=== Task goal ===
Please copy out each line of the listing that contains the word "JSON".
** Opening Entries supplied block **
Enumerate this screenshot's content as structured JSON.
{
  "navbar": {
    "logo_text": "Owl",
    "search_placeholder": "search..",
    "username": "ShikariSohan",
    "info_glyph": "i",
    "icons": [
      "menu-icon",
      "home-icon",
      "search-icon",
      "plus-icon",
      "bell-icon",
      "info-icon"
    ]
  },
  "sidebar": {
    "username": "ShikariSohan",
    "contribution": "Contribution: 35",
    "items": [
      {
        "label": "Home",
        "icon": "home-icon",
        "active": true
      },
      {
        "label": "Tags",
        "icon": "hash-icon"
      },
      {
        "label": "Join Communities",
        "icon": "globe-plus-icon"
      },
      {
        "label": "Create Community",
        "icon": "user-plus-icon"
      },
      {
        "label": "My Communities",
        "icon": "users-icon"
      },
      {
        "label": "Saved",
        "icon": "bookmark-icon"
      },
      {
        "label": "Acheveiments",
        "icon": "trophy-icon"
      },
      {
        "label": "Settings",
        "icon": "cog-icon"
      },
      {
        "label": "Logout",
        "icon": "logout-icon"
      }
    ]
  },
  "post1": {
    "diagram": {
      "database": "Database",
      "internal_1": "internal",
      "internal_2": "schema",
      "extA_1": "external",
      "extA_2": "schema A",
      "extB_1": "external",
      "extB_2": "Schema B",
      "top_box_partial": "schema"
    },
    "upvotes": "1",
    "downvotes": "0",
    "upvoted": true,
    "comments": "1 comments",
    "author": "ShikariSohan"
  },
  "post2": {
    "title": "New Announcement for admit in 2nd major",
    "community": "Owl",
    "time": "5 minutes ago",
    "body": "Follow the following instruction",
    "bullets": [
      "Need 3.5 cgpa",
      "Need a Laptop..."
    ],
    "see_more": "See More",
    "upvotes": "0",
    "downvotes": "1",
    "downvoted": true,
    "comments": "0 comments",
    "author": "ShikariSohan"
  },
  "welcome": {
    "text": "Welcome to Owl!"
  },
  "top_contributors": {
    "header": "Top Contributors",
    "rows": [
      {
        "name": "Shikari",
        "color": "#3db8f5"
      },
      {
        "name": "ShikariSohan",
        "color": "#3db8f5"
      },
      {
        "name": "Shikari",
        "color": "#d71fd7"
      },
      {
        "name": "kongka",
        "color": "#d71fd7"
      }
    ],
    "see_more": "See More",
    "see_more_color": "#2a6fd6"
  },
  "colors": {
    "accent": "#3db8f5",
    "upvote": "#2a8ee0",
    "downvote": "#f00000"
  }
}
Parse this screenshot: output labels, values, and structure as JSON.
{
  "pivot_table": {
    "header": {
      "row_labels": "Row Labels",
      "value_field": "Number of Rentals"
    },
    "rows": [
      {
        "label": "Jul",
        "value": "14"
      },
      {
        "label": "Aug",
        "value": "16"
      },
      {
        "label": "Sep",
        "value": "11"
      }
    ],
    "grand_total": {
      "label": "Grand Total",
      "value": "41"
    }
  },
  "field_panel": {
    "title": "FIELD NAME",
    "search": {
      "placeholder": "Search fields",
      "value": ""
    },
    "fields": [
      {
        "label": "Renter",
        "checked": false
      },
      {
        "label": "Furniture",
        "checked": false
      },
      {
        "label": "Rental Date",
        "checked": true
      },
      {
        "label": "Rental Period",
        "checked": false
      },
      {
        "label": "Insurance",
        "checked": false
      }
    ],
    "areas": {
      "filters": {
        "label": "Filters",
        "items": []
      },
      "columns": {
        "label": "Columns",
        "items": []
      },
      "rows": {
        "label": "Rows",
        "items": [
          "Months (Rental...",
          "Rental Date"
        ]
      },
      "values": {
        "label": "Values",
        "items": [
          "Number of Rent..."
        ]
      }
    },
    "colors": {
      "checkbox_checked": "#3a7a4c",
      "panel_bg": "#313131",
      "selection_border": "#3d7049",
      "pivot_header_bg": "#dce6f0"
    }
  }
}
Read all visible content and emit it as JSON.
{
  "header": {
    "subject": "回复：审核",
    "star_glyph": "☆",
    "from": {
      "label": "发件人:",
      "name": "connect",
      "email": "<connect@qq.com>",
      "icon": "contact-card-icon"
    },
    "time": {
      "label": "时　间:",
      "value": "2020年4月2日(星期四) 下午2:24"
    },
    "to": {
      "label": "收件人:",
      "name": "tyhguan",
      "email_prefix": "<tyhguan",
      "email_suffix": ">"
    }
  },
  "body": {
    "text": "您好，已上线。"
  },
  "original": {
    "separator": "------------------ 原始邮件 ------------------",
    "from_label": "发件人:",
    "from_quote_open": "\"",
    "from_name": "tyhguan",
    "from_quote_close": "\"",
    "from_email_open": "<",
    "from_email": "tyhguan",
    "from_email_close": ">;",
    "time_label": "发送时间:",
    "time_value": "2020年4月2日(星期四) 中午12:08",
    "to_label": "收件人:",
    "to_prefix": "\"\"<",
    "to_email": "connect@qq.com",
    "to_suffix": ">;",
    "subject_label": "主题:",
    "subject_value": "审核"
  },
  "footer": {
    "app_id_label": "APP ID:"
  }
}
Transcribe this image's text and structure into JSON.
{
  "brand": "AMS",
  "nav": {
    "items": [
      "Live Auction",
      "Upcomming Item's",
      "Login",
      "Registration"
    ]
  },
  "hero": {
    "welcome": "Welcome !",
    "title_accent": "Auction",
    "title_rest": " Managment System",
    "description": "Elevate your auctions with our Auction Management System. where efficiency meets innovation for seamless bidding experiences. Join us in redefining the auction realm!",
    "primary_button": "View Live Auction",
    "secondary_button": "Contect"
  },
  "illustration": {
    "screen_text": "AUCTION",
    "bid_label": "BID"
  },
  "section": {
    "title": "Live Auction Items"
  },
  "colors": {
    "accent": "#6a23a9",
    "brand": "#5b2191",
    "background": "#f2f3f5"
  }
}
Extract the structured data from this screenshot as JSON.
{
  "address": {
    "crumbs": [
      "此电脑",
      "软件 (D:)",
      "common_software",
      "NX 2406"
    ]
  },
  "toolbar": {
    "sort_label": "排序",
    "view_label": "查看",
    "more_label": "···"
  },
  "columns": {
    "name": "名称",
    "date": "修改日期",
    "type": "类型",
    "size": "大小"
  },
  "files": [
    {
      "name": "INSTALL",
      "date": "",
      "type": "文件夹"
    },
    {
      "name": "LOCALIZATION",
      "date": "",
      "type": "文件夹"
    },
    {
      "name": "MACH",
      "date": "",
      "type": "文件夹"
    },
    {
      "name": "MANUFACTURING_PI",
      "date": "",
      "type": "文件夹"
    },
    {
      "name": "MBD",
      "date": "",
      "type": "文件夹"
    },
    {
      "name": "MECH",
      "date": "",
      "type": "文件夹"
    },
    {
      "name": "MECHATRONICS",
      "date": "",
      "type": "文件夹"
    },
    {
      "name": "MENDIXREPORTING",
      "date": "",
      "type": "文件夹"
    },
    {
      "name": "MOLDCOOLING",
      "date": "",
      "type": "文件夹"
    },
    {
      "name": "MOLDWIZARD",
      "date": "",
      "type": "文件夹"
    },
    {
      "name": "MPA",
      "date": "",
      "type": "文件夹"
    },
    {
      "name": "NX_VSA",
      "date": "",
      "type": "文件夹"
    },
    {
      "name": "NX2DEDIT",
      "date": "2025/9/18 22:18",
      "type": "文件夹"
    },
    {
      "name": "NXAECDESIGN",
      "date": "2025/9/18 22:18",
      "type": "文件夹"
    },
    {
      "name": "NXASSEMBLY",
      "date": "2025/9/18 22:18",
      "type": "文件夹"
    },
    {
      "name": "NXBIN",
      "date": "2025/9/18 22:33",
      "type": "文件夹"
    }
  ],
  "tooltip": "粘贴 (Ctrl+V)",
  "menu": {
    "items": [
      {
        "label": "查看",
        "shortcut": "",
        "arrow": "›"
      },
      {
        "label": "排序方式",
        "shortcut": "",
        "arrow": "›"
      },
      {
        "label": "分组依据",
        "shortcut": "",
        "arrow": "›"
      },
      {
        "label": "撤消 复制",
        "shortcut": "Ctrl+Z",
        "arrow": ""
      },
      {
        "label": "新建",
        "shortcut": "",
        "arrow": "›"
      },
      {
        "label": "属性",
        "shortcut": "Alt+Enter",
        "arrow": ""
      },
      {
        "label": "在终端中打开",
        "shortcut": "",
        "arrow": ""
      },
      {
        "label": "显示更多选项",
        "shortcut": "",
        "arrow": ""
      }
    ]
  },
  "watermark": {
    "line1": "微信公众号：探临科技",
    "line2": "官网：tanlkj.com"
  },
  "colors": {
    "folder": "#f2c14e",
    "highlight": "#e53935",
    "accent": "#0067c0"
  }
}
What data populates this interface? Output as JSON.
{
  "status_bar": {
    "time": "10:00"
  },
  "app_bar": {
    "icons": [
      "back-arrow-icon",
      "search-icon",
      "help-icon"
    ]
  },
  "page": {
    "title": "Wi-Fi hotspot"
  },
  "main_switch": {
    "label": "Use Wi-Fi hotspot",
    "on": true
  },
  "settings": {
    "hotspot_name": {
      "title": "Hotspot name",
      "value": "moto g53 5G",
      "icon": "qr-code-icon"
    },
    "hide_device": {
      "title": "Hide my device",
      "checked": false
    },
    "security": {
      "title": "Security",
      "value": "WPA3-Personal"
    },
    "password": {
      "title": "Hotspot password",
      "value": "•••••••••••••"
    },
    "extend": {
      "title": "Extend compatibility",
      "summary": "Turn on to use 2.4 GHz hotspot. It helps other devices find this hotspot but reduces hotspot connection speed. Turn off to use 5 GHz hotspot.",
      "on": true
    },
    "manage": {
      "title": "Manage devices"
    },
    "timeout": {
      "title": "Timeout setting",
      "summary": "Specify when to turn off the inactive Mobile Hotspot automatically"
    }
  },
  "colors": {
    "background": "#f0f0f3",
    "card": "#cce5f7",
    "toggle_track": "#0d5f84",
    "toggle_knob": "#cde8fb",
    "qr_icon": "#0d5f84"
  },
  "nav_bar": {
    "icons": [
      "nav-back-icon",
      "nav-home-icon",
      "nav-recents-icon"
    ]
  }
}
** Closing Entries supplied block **
=== Written solution ===
Enumerate this screenshot's content as structured JSON.
Parse this screenshot: output labels, values, and structure as JSON.
Read all visible content and emit it as JSON.
Transcribe this image's text and structure into JSON.
Extract the structured data from this screenshot as JSON.
What data populates this interface? Output as JSON.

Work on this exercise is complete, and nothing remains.